Hey all,

We’re upgrading g the counter in our booth, and thus have been forced to remove everything. This gives us a new opportunity when reinstalling to shake things up and try something new.

So, my question for everyone here is “What’s your favourite 2-screen arrangement for your lighting console?”
Do you like the 7-10 split, where one monitor is on the left of the board, one is on the right?
Do you like a side by side? If so, to one side, or directly in front (but obscuring the stage)
How about a vertical stack?
Maybe you have something crazy that you’ve never seen elsewhere but that makes your workflow super awesome and you just can’t understand why no one else uses this system?

Thanks, all
 

theatricalmatt

Well-Known Member
A clear view of the stage is essential. Monitors on swing arms really help being able to fine-tune their placement for different board ops.
I prefer one monitor in landscape mode and one ion portrait mode. The I divide into three; largest for channels, the smaller two for the color picker and direct selects. I keep tabs selected for groups, presets, palettes, etc. so when they open I know where they're going to pop up. On the portrait mode I have the cue list, plus About and the Command History tabs. I keep tabs selected for effects and macros here (among other things).

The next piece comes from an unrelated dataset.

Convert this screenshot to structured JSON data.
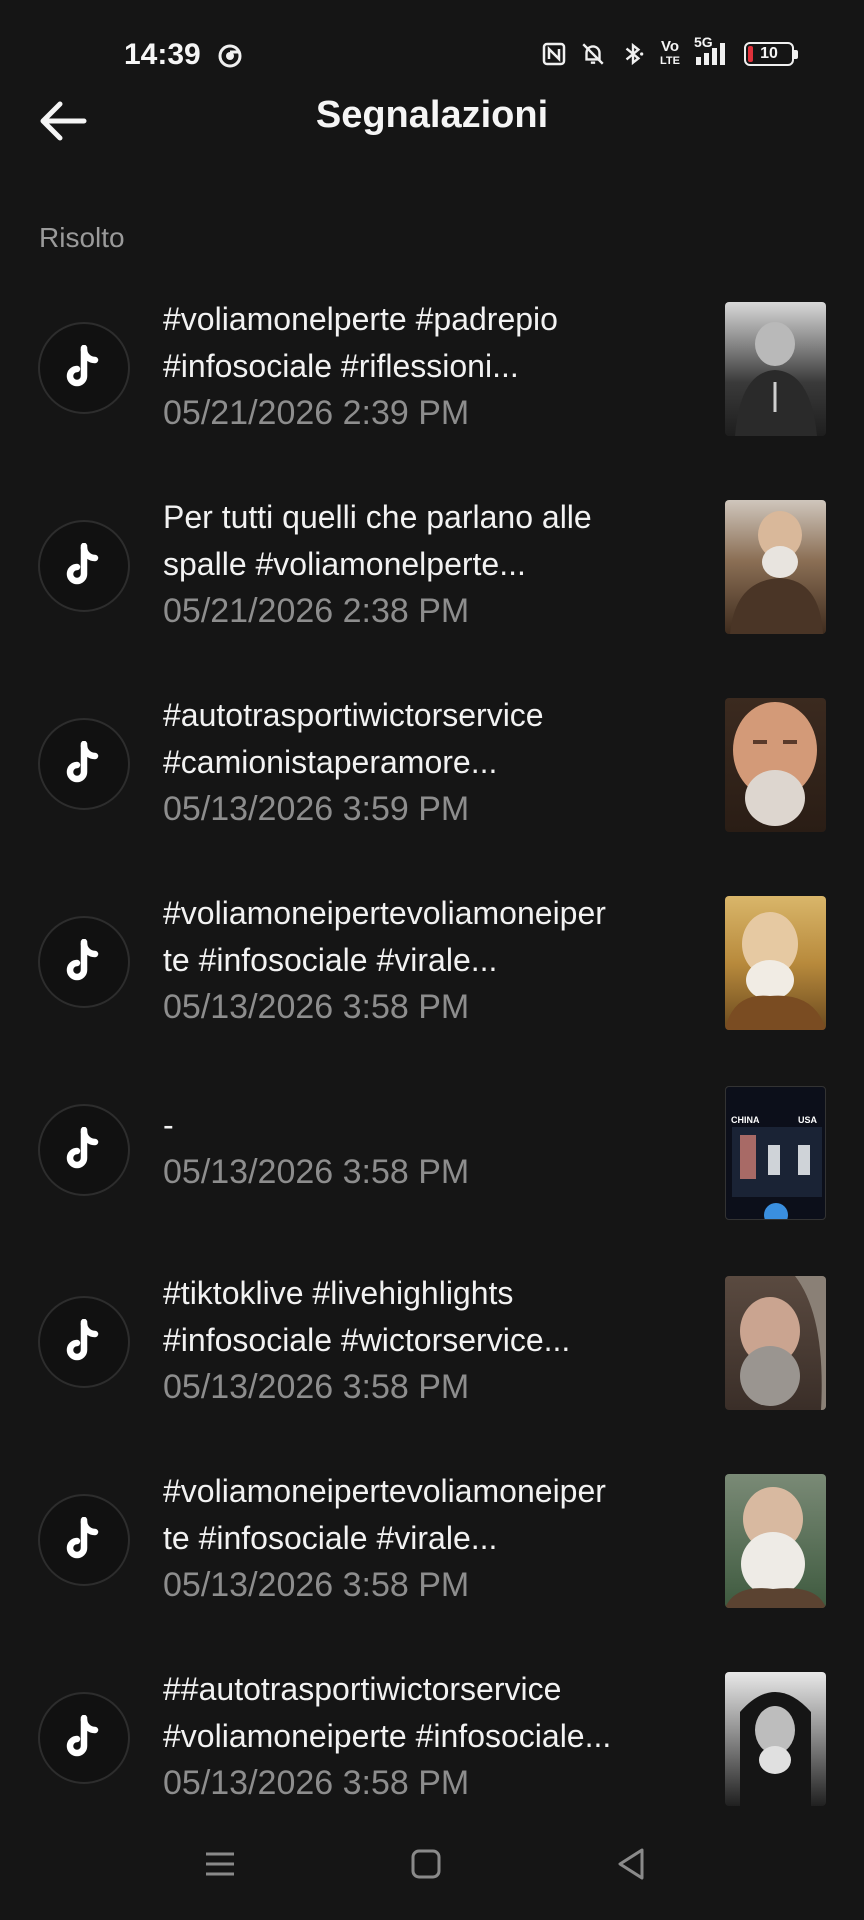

I save my own views under my own snapshot sp it can be recalled easily, and others can much around with their setup however much they want to.

I enjoyed working with an arrangement that was more or less the above, plus a tablet running Nomad as a third touchscreen, also on a swing arm; all of the direct selects and magic sheets went there. Also gave a backup in case the Ion we were running went down, but we never had to fall back on it.
 

SteveB

Well-Known Member
I can't use swing arms as the monitors need to be laid on their face in order for my desk to close up, so I built small wood stands to elevate them. Works OK.
 

Attachments

  • 4E2B6BAD-6D5E-4E48-AC24-873300456344.jpeg
    4E2B6BAD-6D5E-4E48-AC24-873300456344.jpeg
    443.4 KB · Views: 111
Last edited:

RickR

Well-Known Member
Most booths I've set up or worked in use the split arrangement. I think larger monitors have something to do with that, stacking is just too high.

I will be checking some monitors for a portrait mode. One each way sounds nice.
 

brucek

Active Member
and then there is the fight of how they are set: mouse-left/right to move between monitors.....or mouse-up/down to move between. I've run into some strong opinions about this. I personally find up/down too confusing for me
 

Malabaristo

Well-Known Member
and then there is the fight of how they are set: mouse-left/right to move between monitors.....or mouse-up/down to move between. I've run into some strong opinions about this. I personally find up/down too confusing for me

Wait, what? Are you saying that some people choose to do something other than match the physical arrangement of the monitors? I'm having a hard time wrapping my head around any argument in favor of moving the mouse upwards to change to a screen that's to the left of the one I'm currently on.
 

danTt

Well-Known Member
I moved to a all monitors to the left of the console setup at some point. I don't know exactly when, but it just felt more natural to always look in the same general area regardless of what information I needed to see. I usually put my computer and com on the right hand side of the console with these setups.

I'll also second @Malabaristo . The only times I've ever experienced monitors and mice not lining up it was a result of the local operators not knowing how to adjust said settings, not a deliberate choice
 

Jay Ashworth

Well-Known Member
Ours are both to the right, cause that puts them in the corner behind the wall, and neither blocks sightline.

They're also on 2 different levels, which is why I know that EOS will *not* let you put the monitors in a diagonal arrangement in the setup. :)
 

almorton

Well-Known Member
Currently we have both in landscape to the left of the console, but I'm hoping to move to one on the left in landscape, one on the right in portrait, with the view to the stage unimpeded between them.
 

JohnD

Well-Known Member
Fight Leukemia
Just curious, but how many are touch screen?
 

Gern

Active Member
One of my venues has an Ion and I use a Visidec monitor stand for the two touch screens.
I like it because it makes the monitors like an extension on the console and places the monitors touching at the top of the Ion.
I still have the ability to see over the monitors to see the stage.
 

Users who are viewing this thread